*** Block opens ***

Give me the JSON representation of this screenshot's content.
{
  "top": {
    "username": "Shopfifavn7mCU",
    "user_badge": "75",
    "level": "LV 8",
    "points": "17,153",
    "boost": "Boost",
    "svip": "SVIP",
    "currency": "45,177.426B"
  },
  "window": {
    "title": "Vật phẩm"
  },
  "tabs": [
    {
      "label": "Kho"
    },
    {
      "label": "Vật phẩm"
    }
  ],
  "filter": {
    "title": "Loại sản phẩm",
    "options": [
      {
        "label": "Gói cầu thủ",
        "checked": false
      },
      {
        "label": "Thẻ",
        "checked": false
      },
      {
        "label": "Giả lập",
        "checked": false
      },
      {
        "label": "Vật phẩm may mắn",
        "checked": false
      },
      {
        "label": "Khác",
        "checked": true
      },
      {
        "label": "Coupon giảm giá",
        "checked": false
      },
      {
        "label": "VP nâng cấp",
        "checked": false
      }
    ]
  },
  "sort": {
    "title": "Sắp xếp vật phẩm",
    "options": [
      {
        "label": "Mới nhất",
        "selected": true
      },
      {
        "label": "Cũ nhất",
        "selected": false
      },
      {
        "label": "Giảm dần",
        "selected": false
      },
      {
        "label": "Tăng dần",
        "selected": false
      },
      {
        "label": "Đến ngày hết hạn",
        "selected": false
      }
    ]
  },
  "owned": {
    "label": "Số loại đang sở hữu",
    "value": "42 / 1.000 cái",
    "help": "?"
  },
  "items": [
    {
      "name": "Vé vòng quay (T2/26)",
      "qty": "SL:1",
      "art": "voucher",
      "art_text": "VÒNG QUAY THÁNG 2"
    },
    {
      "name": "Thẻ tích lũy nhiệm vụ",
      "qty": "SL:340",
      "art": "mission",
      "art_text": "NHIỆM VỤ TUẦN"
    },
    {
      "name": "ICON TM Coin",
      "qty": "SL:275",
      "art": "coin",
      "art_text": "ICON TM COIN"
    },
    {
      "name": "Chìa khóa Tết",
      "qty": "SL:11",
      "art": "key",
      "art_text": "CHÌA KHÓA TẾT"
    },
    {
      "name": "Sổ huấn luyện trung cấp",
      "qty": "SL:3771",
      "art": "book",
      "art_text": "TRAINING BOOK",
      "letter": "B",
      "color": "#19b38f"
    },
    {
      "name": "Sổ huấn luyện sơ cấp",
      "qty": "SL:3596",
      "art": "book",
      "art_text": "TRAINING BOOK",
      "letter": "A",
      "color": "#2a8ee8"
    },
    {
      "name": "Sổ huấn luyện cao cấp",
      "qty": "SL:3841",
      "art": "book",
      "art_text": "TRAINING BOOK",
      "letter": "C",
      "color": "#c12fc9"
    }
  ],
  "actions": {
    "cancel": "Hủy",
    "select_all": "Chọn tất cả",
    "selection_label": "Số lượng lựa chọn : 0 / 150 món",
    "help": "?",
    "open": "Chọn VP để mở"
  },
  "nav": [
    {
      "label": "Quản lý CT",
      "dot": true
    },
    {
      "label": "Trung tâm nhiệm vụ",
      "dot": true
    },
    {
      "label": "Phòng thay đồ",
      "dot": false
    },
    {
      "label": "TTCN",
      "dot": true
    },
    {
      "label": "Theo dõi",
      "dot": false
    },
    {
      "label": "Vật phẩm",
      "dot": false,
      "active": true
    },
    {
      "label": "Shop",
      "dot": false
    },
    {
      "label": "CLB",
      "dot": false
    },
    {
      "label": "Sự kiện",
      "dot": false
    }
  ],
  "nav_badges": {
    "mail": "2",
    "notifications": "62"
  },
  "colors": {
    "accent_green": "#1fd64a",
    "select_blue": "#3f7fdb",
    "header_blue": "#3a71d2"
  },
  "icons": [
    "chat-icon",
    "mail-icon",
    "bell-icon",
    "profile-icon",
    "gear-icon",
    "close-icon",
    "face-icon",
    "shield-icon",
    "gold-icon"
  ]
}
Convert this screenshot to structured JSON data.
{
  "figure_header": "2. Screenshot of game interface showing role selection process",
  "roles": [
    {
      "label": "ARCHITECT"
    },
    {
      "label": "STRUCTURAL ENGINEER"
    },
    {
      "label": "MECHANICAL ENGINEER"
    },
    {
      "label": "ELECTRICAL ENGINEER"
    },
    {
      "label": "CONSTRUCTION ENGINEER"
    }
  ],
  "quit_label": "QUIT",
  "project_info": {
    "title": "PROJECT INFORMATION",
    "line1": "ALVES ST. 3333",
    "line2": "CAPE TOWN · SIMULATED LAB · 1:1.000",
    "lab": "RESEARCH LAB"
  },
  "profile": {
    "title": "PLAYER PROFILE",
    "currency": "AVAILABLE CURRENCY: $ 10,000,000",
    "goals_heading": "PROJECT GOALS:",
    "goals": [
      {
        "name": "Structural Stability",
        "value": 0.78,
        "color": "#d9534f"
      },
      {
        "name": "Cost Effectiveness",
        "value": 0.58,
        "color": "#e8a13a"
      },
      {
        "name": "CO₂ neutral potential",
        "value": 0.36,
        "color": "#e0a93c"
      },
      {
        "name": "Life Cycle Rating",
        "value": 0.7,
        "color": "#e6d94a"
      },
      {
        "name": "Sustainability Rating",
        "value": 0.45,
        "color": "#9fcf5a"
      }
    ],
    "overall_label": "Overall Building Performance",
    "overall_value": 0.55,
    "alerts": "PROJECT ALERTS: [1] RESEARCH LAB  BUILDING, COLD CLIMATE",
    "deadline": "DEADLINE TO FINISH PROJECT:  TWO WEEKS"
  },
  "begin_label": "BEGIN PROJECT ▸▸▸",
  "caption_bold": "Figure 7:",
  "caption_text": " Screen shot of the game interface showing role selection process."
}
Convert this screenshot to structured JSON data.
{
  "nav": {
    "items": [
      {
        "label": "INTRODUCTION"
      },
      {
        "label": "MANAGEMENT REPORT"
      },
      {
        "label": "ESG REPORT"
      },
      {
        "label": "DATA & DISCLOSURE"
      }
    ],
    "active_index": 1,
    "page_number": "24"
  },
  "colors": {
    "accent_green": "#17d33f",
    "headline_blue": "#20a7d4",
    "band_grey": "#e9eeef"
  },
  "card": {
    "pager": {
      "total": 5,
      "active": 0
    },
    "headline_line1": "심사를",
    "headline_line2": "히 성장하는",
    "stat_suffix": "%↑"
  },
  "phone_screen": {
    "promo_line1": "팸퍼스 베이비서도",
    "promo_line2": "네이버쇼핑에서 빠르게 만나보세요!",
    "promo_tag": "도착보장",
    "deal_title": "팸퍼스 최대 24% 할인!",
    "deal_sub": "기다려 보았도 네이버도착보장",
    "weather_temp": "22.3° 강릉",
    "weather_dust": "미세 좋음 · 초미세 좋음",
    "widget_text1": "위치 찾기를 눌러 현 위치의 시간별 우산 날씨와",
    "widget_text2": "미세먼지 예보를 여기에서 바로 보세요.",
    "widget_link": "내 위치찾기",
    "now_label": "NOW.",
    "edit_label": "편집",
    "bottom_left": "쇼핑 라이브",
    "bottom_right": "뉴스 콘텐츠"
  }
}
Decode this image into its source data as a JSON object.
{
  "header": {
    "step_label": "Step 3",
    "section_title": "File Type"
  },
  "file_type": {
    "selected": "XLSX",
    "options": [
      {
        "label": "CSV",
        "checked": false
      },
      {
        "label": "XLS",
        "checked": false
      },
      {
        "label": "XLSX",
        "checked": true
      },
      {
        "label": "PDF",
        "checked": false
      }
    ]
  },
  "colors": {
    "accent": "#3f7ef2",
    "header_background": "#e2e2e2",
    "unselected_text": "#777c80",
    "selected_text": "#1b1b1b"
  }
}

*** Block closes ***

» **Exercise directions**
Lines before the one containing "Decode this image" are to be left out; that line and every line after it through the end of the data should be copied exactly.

» **Answer below**
Decode this image into its source data as a JSON object.
{
  "header": {
    "step_label": "Step 3",
    "section_title": "File Type"
  },
  "file_type": {
    "selected": "XLSX",
    "options": [
      {
        "label": "CSV",
        "checked": false
      },
      {
        "label": "XLS",
        "checked": false
      },
      {
        "label": "XLSX",
        "checked": true
      },
      {
        "label": "PDF",
        "checked": false
      }
    ]
  },
  "colors": {
    "accent": "#3f7ef2",
    "header_background": "#e2e2e2",
    "unselected_text": "#777c80",
    "selected_text": "#1b1b1b"
  }
}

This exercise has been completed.